To assess the level of nutrition-sensitive agriculture competencies of graduating midlevel animal and plant sciences students in Ethiopia and identify factors associated with the attainment of competencies.Design:
A cross-sectional study design using structured skills observation checklists, objective written questions, and structured questionnaires was employed.Setting:
Two agriculture technical vocational education and training colleges in the 2 regions of Ethiopia.Participants:
A total of 145 students were selected using stratified random sampling techniques from a population of 808 students with the response rate of 93%.Main Outcome Measures:
Nutrition-sensitive agriculture competency (knowledge and skills attributes) of graduating students.Analysis:
Bivariate and multivariable statistical analyses were used to examine the association between the variables of students' gender, age, department, institutional ownership, and perception of learning environment and their performance in nutrition competency.Results:
Combined scores showed that 49% of students demonstrated mastery of nutrition competencies. Gender and institutional ownership were associated with the performance of students (P < .001); male students and students at a federal institution performed better.Conclusions and Implications:

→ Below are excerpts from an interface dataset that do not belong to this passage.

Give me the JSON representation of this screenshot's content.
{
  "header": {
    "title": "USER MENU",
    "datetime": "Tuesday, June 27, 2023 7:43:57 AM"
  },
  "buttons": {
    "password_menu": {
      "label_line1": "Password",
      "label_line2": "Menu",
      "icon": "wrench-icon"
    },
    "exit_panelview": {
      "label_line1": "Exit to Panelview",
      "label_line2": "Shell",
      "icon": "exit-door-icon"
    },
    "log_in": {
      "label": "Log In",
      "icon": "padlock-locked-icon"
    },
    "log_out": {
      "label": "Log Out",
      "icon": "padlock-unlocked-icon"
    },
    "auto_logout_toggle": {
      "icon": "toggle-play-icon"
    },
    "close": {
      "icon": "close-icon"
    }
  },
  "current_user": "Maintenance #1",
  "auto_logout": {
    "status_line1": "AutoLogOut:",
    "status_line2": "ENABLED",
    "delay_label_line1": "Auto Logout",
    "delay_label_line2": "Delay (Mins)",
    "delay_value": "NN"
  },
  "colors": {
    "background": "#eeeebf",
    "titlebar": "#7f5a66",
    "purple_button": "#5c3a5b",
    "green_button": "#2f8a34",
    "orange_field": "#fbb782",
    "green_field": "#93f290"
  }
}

The study showed low performance of students in nutrition competency and suggested the need for strengthening the curriculum, building tutors' capacity, and providing additional support to female students and regional colleges.